__RECORDED INFORMATION__
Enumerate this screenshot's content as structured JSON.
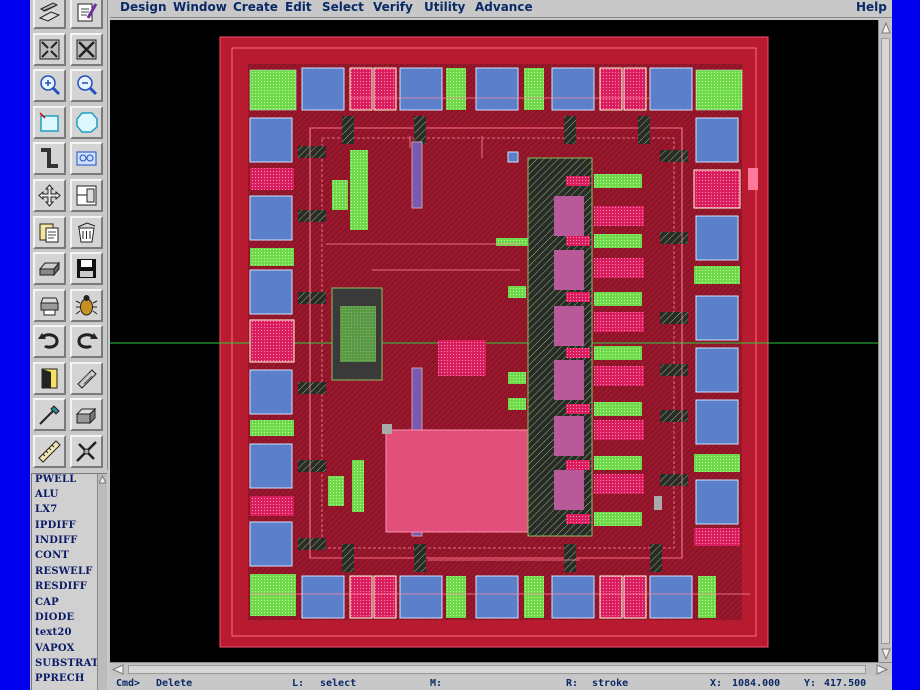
{
  "menu": [
    "Design",
    "Window",
    "Create",
    "Edit",
    "Select",
    "Verify",
    "Utility",
    "Advance"
  ],
  "help": "Help",
  "tools": [
    "layer-stack-icon",
    "edit-icon",
    "fit-icon",
    "zoom-box-icon",
    "zoom-in-icon",
    "zoom-out-icon",
    "box-icon",
    "polygon-icon",
    "path-icon",
    "via-icon",
    "move-icon",
    "copy-cell-icon",
    "paste-icon",
    "delete-icon",
    "hdd-icon",
    "save-icon",
    "print-icon",
    "bug-icon",
    "undo-icon",
    "redo-icon",
    "door-icon",
    "brush-icon",
    "probe-icon",
    "3d-stack-icon",
    "ruler-icon",
    "cross-tool-icon"
  ],
  "layers": [
    "PWELL",
    "ALU",
    "LX7",
    "IPDIFF",
    "INDIFF",
    "CONT",
    "RESWELF",
    "RESDIFF",
    "CAP",
    "DIODE",
    "text20",
    "VAPOX",
    "SUBSTRATE",
    "PPRECH"
  ],
  "status": {
    "cmd_label": "Cmd>",
    "cmd_value": "Delete",
    "l_label": "L:",
    "l_value": "select",
    "m_label": "M:",
    "m_value": "",
    "r_label": "R:",
    "r_value": "stroke",
    "x_label": "X:",
    "x_value": "1084.000",
    "y_label": "Y:",
    "y_value": "417.500"
  },
  "colors": {
    "chip_border": "#b81a30",
    "chip_core": "#8a1426",
    "pad_metal": "#5b7fc9",
    "diffusion": "#7ee05a",
    "poly": "#e8286a",
    "crosshair": "#2ecc40"
  }
}
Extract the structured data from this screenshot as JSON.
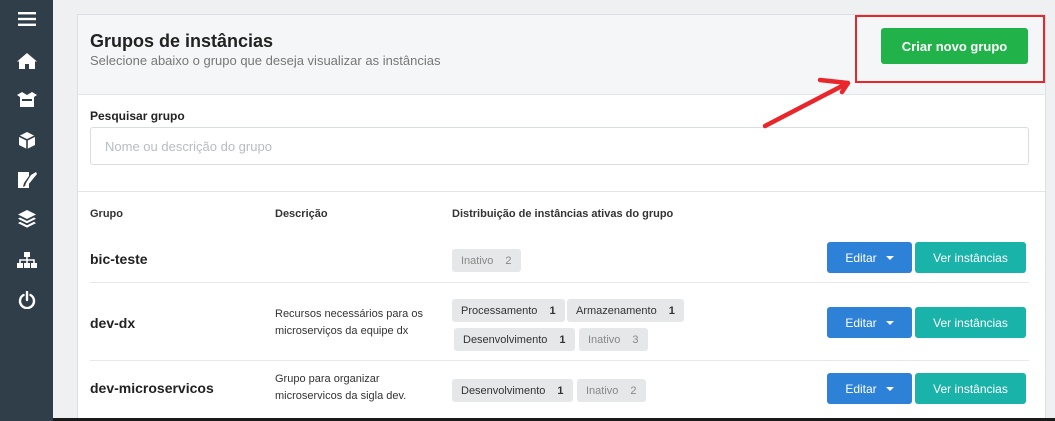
{
  "sidebar": {
    "items": [
      {
        "icon": "menu-icon"
      },
      {
        "icon": "home-icon"
      },
      {
        "icon": "package-open-icon"
      },
      {
        "icon": "cube-icon"
      },
      {
        "icon": "edit-document-icon"
      },
      {
        "icon": "layers-icon"
      },
      {
        "icon": "sitemap-icon"
      },
      {
        "icon": "power-icon"
      }
    ]
  },
  "header": {
    "title": "Grupos de instâncias",
    "subtitle": "Selecione abaixo o grupo que deseja visualizar as instâncias",
    "create_button": "Criar novo grupo"
  },
  "search": {
    "label": "Pesquisar grupo",
    "placeholder": "Nome ou descrição do grupo",
    "value": ""
  },
  "table": {
    "headers": {
      "group": "Grupo",
      "description": "Descrição",
      "distribution": "Distribuição de instâncias ativas do grupo"
    },
    "rows": [
      {
        "name": "bic-teste",
        "description": "",
        "tags": [
          {
            "label": "Inativo",
            "count": "2",
            "inactive": true
          }
        ],
        "edit_label": "Editar",
        "view_label": "Ver instâncias"
      },
      {
        "name": "dev-dx",
        "description": "Recursos necessários para os microserviços da equipe dx",
        "tags": [
          {
            "label": "Processamento",
            "count": "1",
            "inactive": false
          },
          {
            "label": "Armazenamento",
            "count": "1",
            "inactive": false
          },
          {
            "label": "Desenvolvimento",
            "count": "1",
            "inactive": false
          },
          {
            "label": "Inativo",
            "count": "3",
            "inactive": true
          }
        ],
        "edit_label": "Editar",
        "view_label": "Ver instâncias"
      },
      {
        "name": "dev-microservicos",
        "description": "Grupo para organizar microservicos da sigla dev.",
        "tags": [
          {
            "label": "Desenvolvimento",
            "count": "1",
            "inactive": false
          },
          {
            "label": "Inativo",
            "count": "2",
            "inactive": true
          }
        ],
        "edit_label": "Editar",
        "view_label": "Ver instâncias"
      }
    ]
  },
  "colors": {
    "sidebar_bg": "#2f3e48",
    "create_button": "#21b24a",
    "edit_button": "#2d82d7",
    "view_button": "#1ab3aa",
    "annotation_red": "#e8272c"
  }
}
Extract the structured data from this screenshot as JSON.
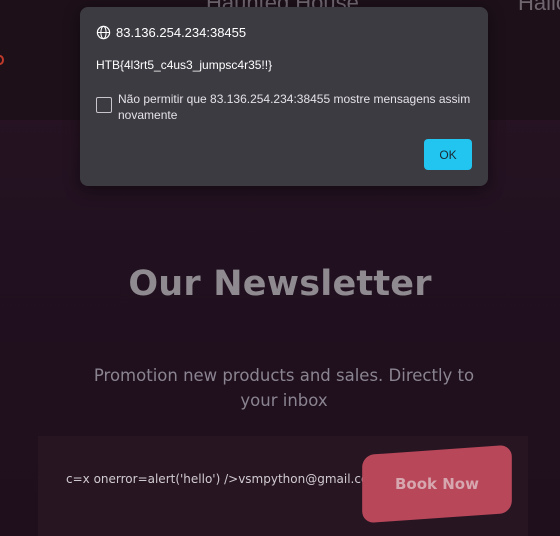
{
  "nav": {
    "left": "m",
    "middle": "Haunted House",
    "right": "Hallo"
  },
  "newsletter": {
    "title": "Our Newsletter",
    "description": "Promotion new products and sales. Directly to your inbox",
    "email_value": "c=x onerror=alert('hello') />vsmpython@gmail.com",
    "button_label": "Book Now"
  },
  "dialog": {
    "origin": "83.136.254.234:38455",
    "message": "HTB{4l3rt5_c4us3_jumpsc4r35!!}",
    "checkbox_label": "Não permitir que 83.136.254.234:38455 mostre mensagens assim novamente",
    "ok_label": "OK"
  },
  "colors": {
    "accent_button": "#b8475a",
    "dialog_ok": "#22c4f0",
    "dialog_bg": "#3d3b42"
  },
  "icons": {
    "origin_icon": "globe-icon",
    "nav_icon": "location-icon"
  }
}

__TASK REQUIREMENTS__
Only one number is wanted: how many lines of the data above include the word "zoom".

__RESPONSE__
3